Memory is a funny thing. The way that sounds and smells trigger flashes of images in our mind. The way everything feels better in the past. If you asked me what I did last week I would struggle to tell you, but I can tell stories about single days from 15 years ago.

I remembered one of those days today.

When I was a junior in high school there was a program called The Crossroads. Sessions were held a few times a month for three months. They were held at a cabin outside of town and lasted the length of a school day.

Every student in my graduating class would have an opportunity to go on one of these trips. We were selected at random, 15 students at a time. The student counselor passed out envelopes with permission forms in them to the chosen students. Participation was optional, but the whole thing was so mysterious that most of us wanted to go.

Even then, no one knew what to make of the program. I would ask students that had already gone about what happens there, and they didn’t know what to say.

I still remember my excitement when I finally got my envelope.

And I still remember how inconsequential the whole thing was.

We just hung out. All this mystery and that’s all it was. We introduced ourselves to each other and spent the rest of the day doing nothing.

I remember hanging out on the roof of the cabin with a kid named Josh. Up until this point, me and Josh didn’t like each other. I’m not sure why we spent the afternoon together. Maybe we were assigned to each other.

And then something interesting happened. After Crossroads, the disdain between me and Josh faded away. We didn’t become best friends, but we would talk in class sometimes.

I wonder now if that was the point. Send a group of students that never interact with each other to a remote location and force them to hang out in hopes of strengthening the community.
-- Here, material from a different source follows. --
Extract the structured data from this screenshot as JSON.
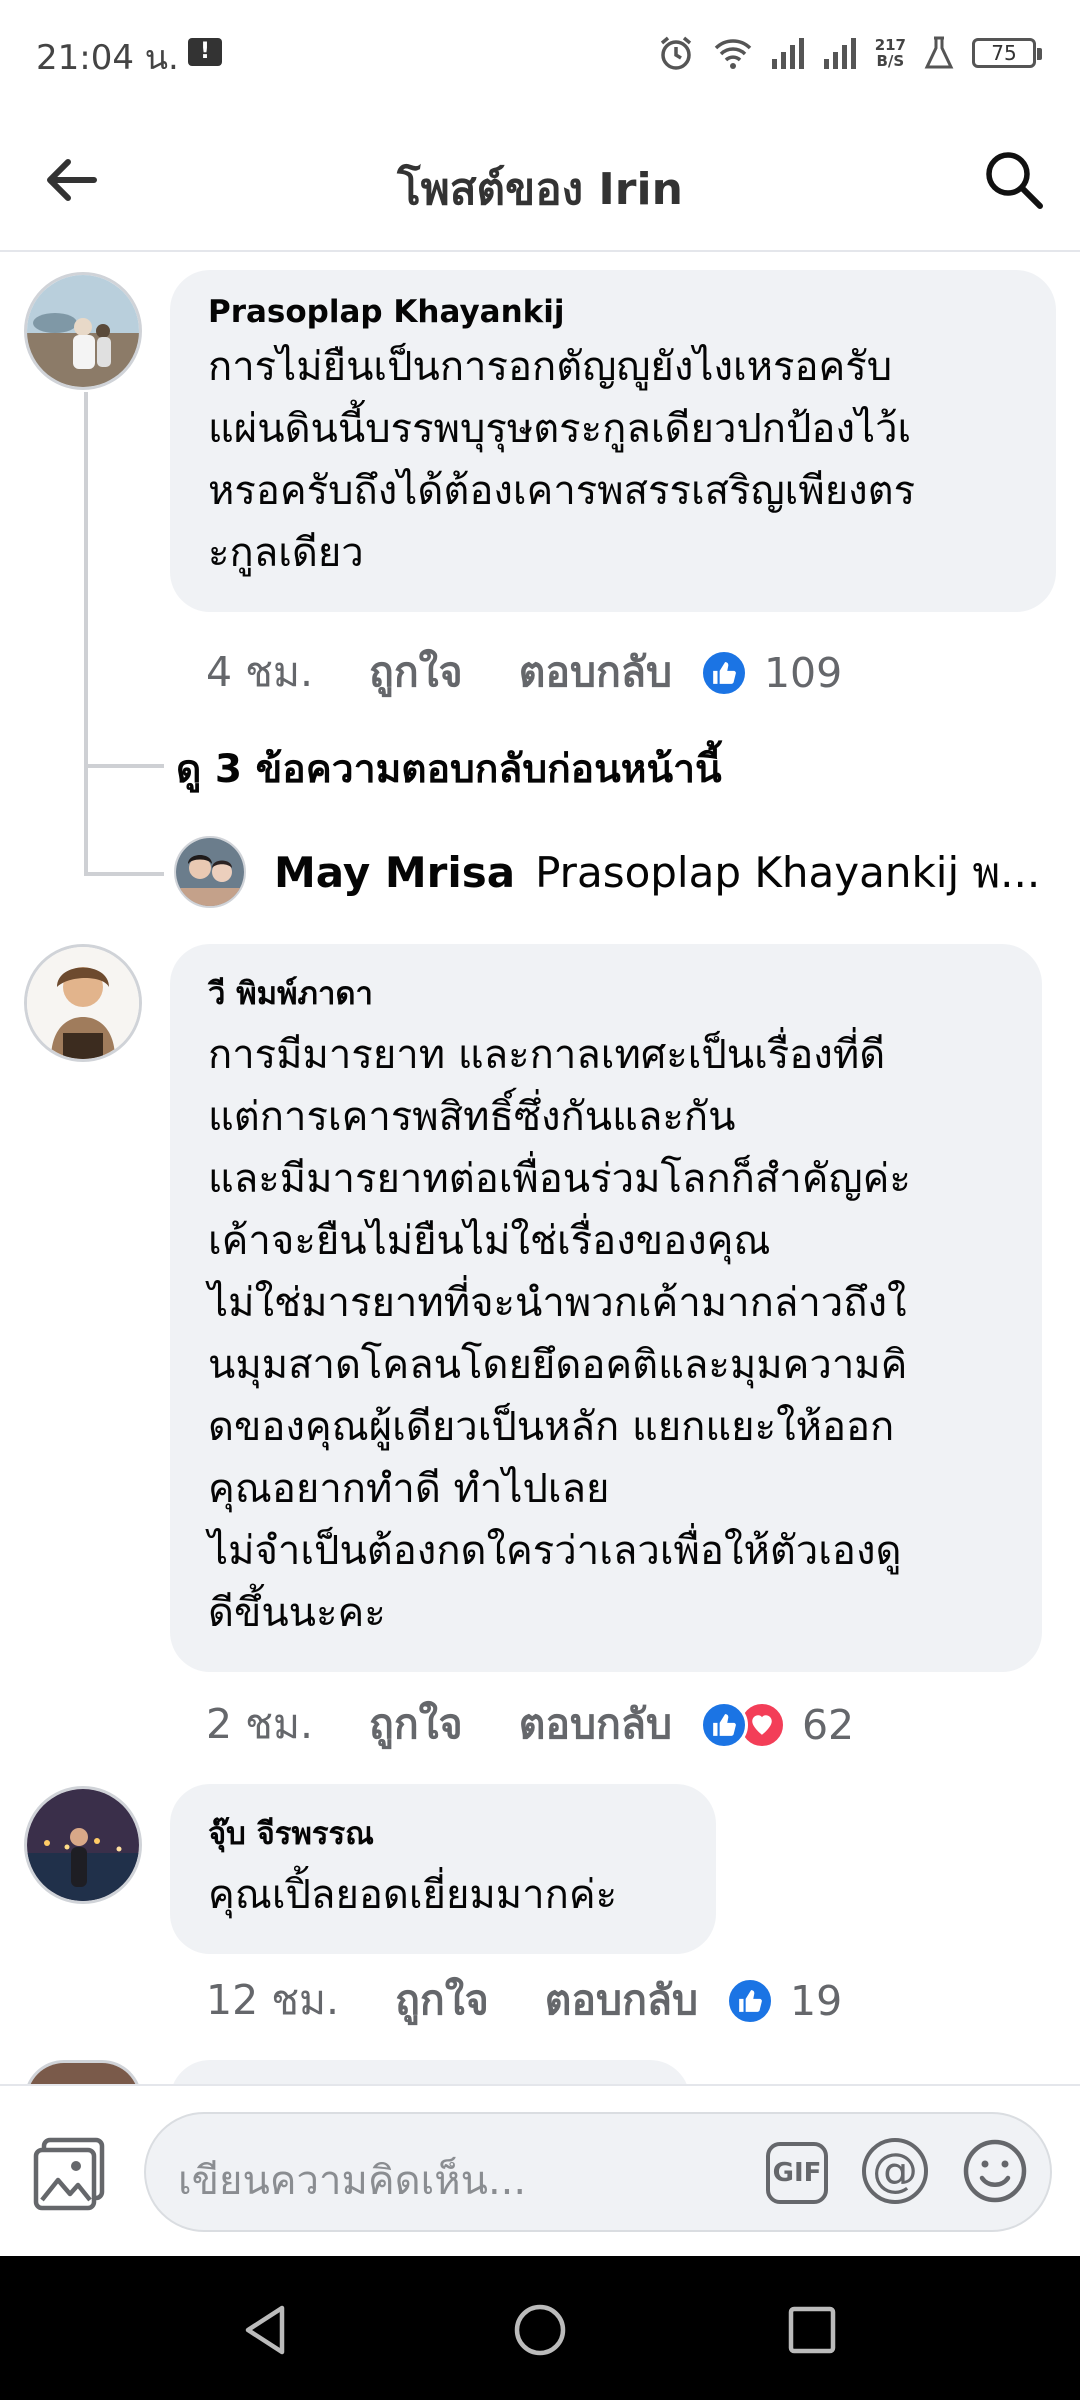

Maybe I’m giving my school too much credit. Maybe it was a religious thing and I blocked that lecture from my memory. Whatever it was, it left an impression on me that persists to this day.